Ethnic violence, land disputes and other indigenous problems in the tribal-majority Chittagong Hill Tracts (CHT) in Bangladesh would have been solved, had the government fully implemented the peace accord it signed with tribal insurgents in 1977, speakers at a workshop held in Chiang Mai in Thailand said on Thursday.
Various tortures and violence on ethnic men and women were happening due to the absence of land rights and constitutional recognition to the tribes people as indigenous, they said.
The workshop on 'Indigenous Voices in Asia Media Showcasing Fair 2015' was organized by Asia Indigenous Peoples Pact (AIPP) at Chiang Mai, Thailand.
A large number of Indigenous people are being forced to migrate everyday as Bengali settlers grab their lands forcefully, the speakers further said.
Joan Carling, Secretary General of AIPP, said that the land problems relating to ethnic people in CHT are increasing as the government has not yet fully implemented the CHT Peace Accord.
"Nearly two decades since the signing of the Chittagong Hill Tracts Peace Accord, constitutionally these ethnic people are not recognized. They do not have land rights, too. So they are facing so many tortures and being forced to be migrated," she said.
She also added that over the years, different government agencies and Bangalee settlers have occupied the homesteads and agro lands of these ethnic people.
"This is simply a violation of human rights," Joan Carling said, adding that "nearly two decades since the signing of the CHT Peace Accord, the government is nowhere near ensuring the land rights of the ethnic people."
A key provision of the 1997 accord is to give back the lands taken away from the ethnic tribals by government and non-government actors. But still it is a right that exists only on paper, the speakers lamented.
In all, about one lakh indigenous families in the three hill districts -- Bandarban, Rangamati and Khagrachhari --had lost all or some of their lands. Of them, around 90,000 families were locally displaced during the 25-year long insurgency - which killed over 5,000 settlers, soldiers and law enforcers -- and nearly 10,000 are refugee families repatriated from India following the 1977 deal. But they are yet to get back their lands.

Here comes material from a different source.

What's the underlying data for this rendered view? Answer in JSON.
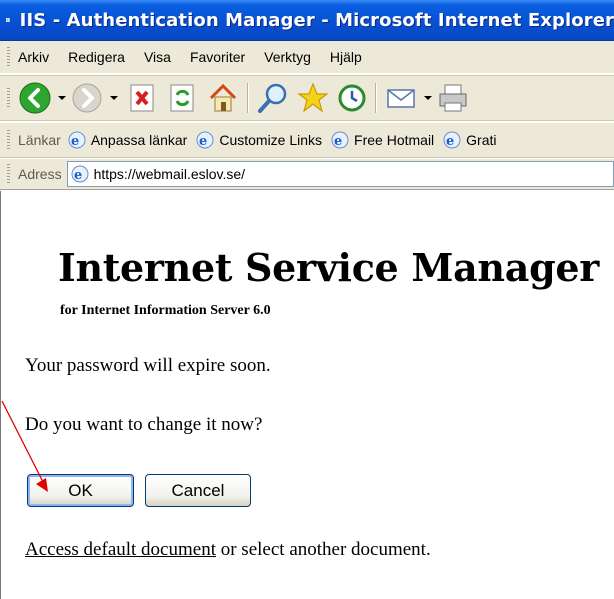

Referring to recent imposition of restriction on entry of foreigners in the CHT, Himel Chakma, Rangamati Correspondent of the Independent Television, termed this as a double standard played by the government.
In one hand they (government) are talking about making CHT a prime tourism area, but on the other hand, they deny visit by foreigners to the hill and forest region, he said.
In 2011 alone, at least 7,118 acres of land belonging to indigenous people were grabbed by Bangalee settlers in the three hill districts, according to a 2012 report of Bangladesh Legal Aid Services Trust (BLAST).